Good luck—young kids don’t know (and don’t care) that Saturdays are for catching up on shut-eye. “I’d be more inclined to show your toddler how to entertain himself,” says Amanda Tarullo, Ph.D., director of the Brain and Early Experiences Lab at Boston University. By age 3, you can use a light-up alarm clock to signal when he’s allowed to wake you up. Then give him safe toys to keep him occupied until then. “Once he’s old enough to play in his room by himself, a little age-appropriate screen time is fine too,” says Dr. Tarullo.
It’s the oldest sleep rule of all, and for good reason. Still, you shouldn’t feel guilty about cutting your child’s sleep short to, say, make a crack-of-dawn flight, says Dr. Tarullo. You can minimize the impact by planning ahead. “Put her to bed early and let her sleep in her clothes,” says Dr. Tarullo. “Or, if you’re arriving home after bedtime, put her pajamas on ahead of time.”
“Not unless your child’s doctor advises it,” says Dr. Mindell. Some parents use Benadryl to help their child nod off on long rides. While it’s safe for kids over 2, try it at home first, because some kids actually become hyper, says Dr. Mindell.
Avoid bedsharing until your child is at least 12 months old, when the risk of SIDS, accidental suffocation, and strangulation in bed are lower, advises the American Academy of Pediatrics (AAP). After that, it’s up to you. Cosleeping is the norm in many cultures. If you want to join them, follow these rules:
If one parent wants to do it and the other objects, there will be conflicts, says Dr. Mindell.
It’s worth ruling out external factors, like a tummy ache or underlying anxiety, points out Wendy Moyal, M.D., a child psychiatrist at the Child Mind Institute, in New York City.

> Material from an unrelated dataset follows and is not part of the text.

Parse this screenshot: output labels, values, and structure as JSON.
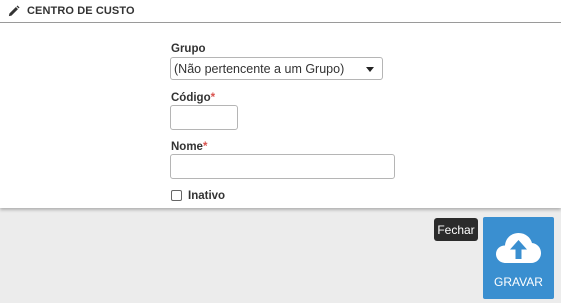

Then she’d want to know if the sleeper still naps. “If she does, and it takes hours to get her to sleep at night, I’d phase naps out,” Dr. Moyal suggests. “Every few days, add a short daytime snooze for catch-up.”
If that doesn’t do the trick, it’s time for a behavioral intervention. Parents can begin weaning her need for their presence by moving closer to the door each night and not looking at their phone while they’re waiting (the light can interfere with sleep). “Give her something of yours, like a sweater or an undershirt, to have in the room as a transitional object,” says Dr. Moyal. Parents should leave while the child is still awake and tell her what they’ll be doing—cleaning up, washing the dishes—so she doesn’t feel like she’s missing out. On the first night, they should let her know they’ll be back to check on her (and do so right away). Then extend that to every five minutes and, once that works, every ten minutes. They should keep going until they only check on her once. The process often takes several weeks to complete.
If your child crawls into bed with you in the middle of the night, experts suggest one key question: What’s going on at bedtime? Dr. Mindell suspects that parents lie down with him until he falls asleep. “When a child has help falling asleep at bedtime, he’ll need that same help going back to sleep in the middle of the night,” she says. If so, they need to stop.
Otherwise, it’s merely a bad habit. To help him kick it, they need to set this ground rule: He must sleep in his bed all night, and they’ll return him to his own bed every single time he comes in. To make sure Mom wakes up when he comes in, they should put a bell on their bedroom door. Dr. Mindell also suggests using a sticker chart with a fun incentive for cooperating (such as a family outing to the zoo). If parents stay firm, he should stop bed-hopping within two weeks.